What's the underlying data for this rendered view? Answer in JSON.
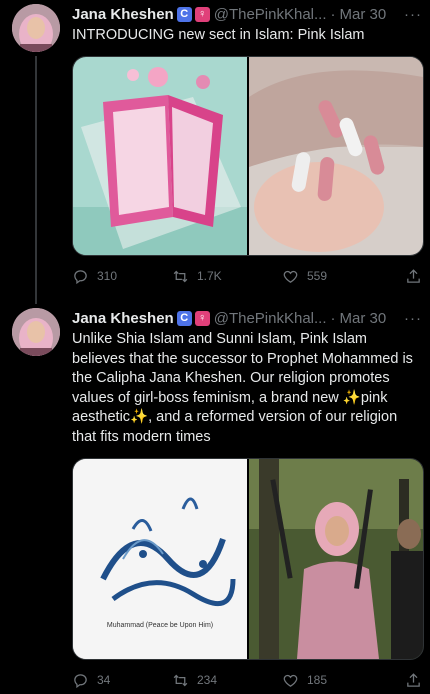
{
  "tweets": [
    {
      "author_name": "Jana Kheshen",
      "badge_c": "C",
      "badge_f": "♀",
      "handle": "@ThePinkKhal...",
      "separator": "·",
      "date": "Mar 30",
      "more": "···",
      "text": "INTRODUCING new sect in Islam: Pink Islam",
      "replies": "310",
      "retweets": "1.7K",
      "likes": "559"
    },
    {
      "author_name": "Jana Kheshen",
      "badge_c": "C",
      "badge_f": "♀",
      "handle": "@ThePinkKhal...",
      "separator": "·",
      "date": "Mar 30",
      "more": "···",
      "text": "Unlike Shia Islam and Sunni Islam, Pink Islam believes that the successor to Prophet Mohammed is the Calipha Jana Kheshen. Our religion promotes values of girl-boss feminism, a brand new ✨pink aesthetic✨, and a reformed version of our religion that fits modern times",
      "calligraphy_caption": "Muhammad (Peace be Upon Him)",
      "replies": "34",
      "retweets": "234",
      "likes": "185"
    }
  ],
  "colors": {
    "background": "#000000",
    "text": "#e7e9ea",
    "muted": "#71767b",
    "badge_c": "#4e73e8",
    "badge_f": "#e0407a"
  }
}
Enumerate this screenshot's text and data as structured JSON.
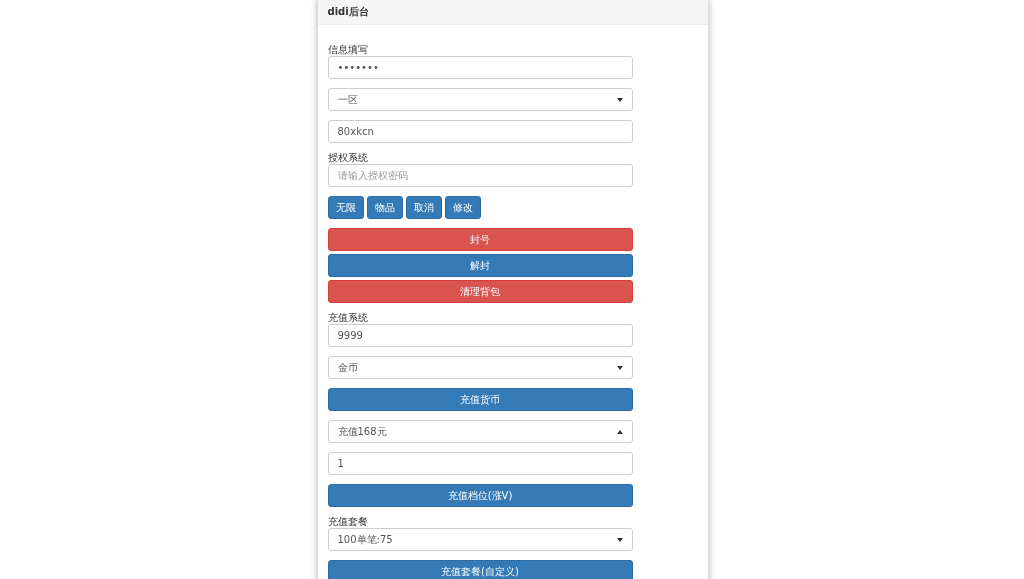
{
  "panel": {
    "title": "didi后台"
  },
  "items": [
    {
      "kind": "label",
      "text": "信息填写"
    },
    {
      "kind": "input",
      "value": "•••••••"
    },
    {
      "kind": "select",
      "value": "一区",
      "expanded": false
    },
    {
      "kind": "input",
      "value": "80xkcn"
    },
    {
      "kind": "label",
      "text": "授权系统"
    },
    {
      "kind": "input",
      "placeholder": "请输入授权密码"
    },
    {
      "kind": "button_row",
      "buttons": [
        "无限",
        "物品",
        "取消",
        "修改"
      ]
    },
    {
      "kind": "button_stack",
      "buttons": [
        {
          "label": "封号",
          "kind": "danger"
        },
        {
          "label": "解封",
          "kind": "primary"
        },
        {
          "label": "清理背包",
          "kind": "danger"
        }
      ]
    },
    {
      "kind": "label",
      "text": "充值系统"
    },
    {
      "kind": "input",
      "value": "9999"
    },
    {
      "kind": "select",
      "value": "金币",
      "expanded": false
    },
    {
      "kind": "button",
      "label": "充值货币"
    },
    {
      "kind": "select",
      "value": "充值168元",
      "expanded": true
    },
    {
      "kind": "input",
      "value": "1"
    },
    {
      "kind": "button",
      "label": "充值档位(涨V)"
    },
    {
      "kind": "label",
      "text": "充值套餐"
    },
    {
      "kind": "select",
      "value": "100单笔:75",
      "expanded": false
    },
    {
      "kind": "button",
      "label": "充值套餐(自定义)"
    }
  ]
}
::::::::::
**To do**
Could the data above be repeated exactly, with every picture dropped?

**Solution**
What's the underlying data for this rendered view? Answer in JSON.
{
  "tweets": [
    {
      "author_name": "Jana Kheshen",
      "badge_c": "C",
      "badge_f": "♀",
      "handle": "@ThePinkKhal...",
      "separator": "·",
      "date": "Mar 30",
      "more": "···",
      "text": "INTRODUCING new sect in Islam: Pink Islam",
      "replies": "310",
      "retweets": "1.7K",
      "likes": "559"
    },
    {
      "author_name": "Jana Kheshen",
      "badge_c": "C",
      "badge_f": "♀",
      "handle": "@ThePinkKhal...",
      "separator": "·",
      "date": "Mar 30",
      "more": "···",
      "text": "Unlike Shia Islam and Sunni Islam, Pink Islam believes that the successor to Prophet Mohammed is the Calipha Jana Kheshen. Our religion promotes values of girl-boss feminism, a brand new ✨pink aesthetic✨, and a reformed version of our religion that fits modern times",
      "calligraphy_caption": "Muhammad (Peace be Upon Him)",
      "replies": "34",
      "retweets": "234",
      "likes": "185"
    }
  ],
  "colors": {
    "background": "#000000",
    "text": "#e7e9ea",
    "muted": "#71767b",
    "badge_c": "#4e73e8",
    "badge_f": "#e0407a"
  }
}
Enumerate this screenshot's text and data as structured JSON.
{
  "panel": {
    "title": "didi后台"
  },
  "items": [
    {
      "kind": "label",
      "text": "信息填写"
    },
    {
      "kind": "input",
      "value": "•••••••"
    },
    {
      "kind": "select",
      "value": "一区",
      "expanded": false
    },
    {
      "kind": "input",
      "value": "80xkcn"
    },
    {
      "kind": "label",
      "text": "授权系统"
    },
    {
      "kind": "input",
      "placeholder": "请输入授权密码"
    },
    {
      "kind": "button_row",
      "buttons": [
        "无限",
        "物品",
        "取消",
        "修改"
      ]
    },
    {
      "kind": "button_stack",
      "buttons": [
        {
          "label": "封号",
          "kind": "danger"
        },
        {
          "label": "解封",
          "kind": "primary"
        },
        {
          "label": "清理背包",
          "kind": "danger"
        }
      ]
    },
    {
      "kind": "label",
      "text": "充值系统"
    },
    {
      "kind": "input",
      "value": "9999"
    },
    {
      "kind": "select",
      "value": "金币",
      "expanded": false
    },
    {
      "kind": "button",
      "label": "充值货币"
    },
    {
      "kind": "select",
      "value": "充值168元",
      "expanded": true
    },
    {
      "kind": "input",
      "value": "1"
    },
    {
      "kind": "button",
      "label": "充值档位(涨V)"
    },
    {
      "kind": "label",
      "text": "充值套餐"
    },
    {
      "kind": "select",
      "value": "100单笔:75",
      "expanded": false
    },
    {
      "kind": "button",
      "label": "充值套餐(自定义)"
    }
  ]
}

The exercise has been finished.